Is anyone using whey in the garden? I have been making cheese and have 2-4 gallons of whey each week. I'm not sure how much to dilute or how how often it's safe to apply. I can find very little info on the web. Any help would be appreciated.
Since it's left over from cheese, I'm guessing it's mostly water. Sounds OK to me. Do you know what else is in it?
It's suppose to be acidic, high in nitrogen, like urine. And I thought I read it has a lot potash? That doesn't sound right tho.
As far as additives added during the cooking process it's citric acid, rennet, vinegar, cultures. They are used in small amounts such as 3tsp citric acid per 2 gallons of milk or 1/4 vinegar per gallon.
Hmm. Well, it could be high in whatever water soluble minerals the milk was high in, I 'd guess.
So it's a little acidic. It shouldn't be much more acidic than milk, right? The high nitrogen is awesome! Is your soil naturally alkaline? If you have a compost to 'dilute ' it in that would work great. Given alkaline soil, I'd use it anywhere. I really doubt it's enough serious acidity to hurt anything. At least dump it on the lawn!
Well, that's a whole 'nother problem.lol I have acidic sandy loam, but lasagna garden with plenty of organic matter and it helps with the ph. I was thinking of adding wood ashes to the brew. Not sure what amount to begin with tho. I wonder if I could use ph strips to test. hmmm, i feel like a mad scientist.
I like your idea about the lawn. I could find a 'out of the way' place to experiment. thanks!
mad scientist--me too! And I also have acidic sandy loam.
I don't think ashes are as "strong' as one might fear. It all comes down to experiment, or research, or soil tests!
I know- because I did this- that a cup each of wood ash and water, dumped on grass here, did not cause any change to the grass. That seems pretty strong to me, so I don't think my ashes are very potent.
Whey is a great source of Lacto bacillius and is great for your garden. Yes, dilute it with non cholorinated water (2tsp per 2 gal water) for using on your compost pile and also spraying as foliar feed and soil drench. When mixed with other beneficial indigenous microoganisms that you can make up at home, you have a powerful tool for your soil and gardens.
Here's a link to a blog where a gal has been putting the whey from her Caspian Sea yogurt and kefir on her garden. Great pictures!
Thanks, Penny! I've been using it at a much higher strength, so that's really good to know.
You're welcome...though you can probably go higher on the concentration in the dilution if you want.
After reading an overview of using beneficial microbes here:

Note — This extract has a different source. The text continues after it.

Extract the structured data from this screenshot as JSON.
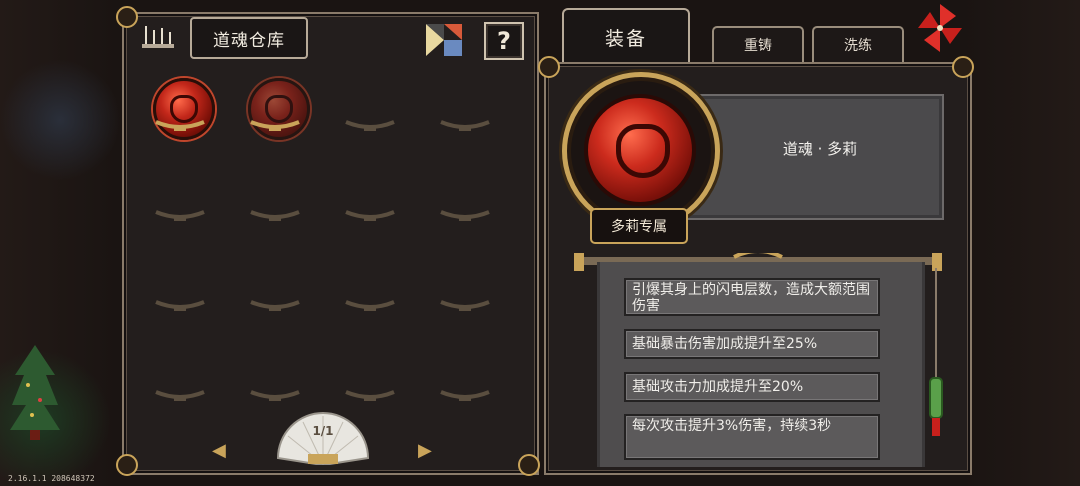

I searched the internet and found the "recipes" here:
I also got some good info on using whey (instead of capturing the LB from the air) here:
And found good pix of results of using these BIM and LB here:
the LONG link is somewhat tedious to read through due to translation issues, but you can get some GOOD info out of it.
An organic farmer over in GA, who uses biochar and all kinds of teas, is VERY excited by the results he has seen from some brews he has made from the BIM.
Those links are awesome, I really appreciate it. I'm going to go through them all later. Making a poor man's bokashi was something I had been wondering about and have been experimenting with the biochar. So that's all great news and resources! Thanks again!
The long link is REALLY great...and yes, making all that type stuff with readily available ingredients is really neat.
Here's another recipe for some good stuff for the soil food web...recommended by the organic farmer in GA.
He also did an experiment and put his charcoal (made his own but a bag of Cowboy would do) into an LB solution (just LB and water) and said it really softened up the charcoal. His was already chopped up, I think. I'm going to try it before I crush mine and see if it makes it any easier.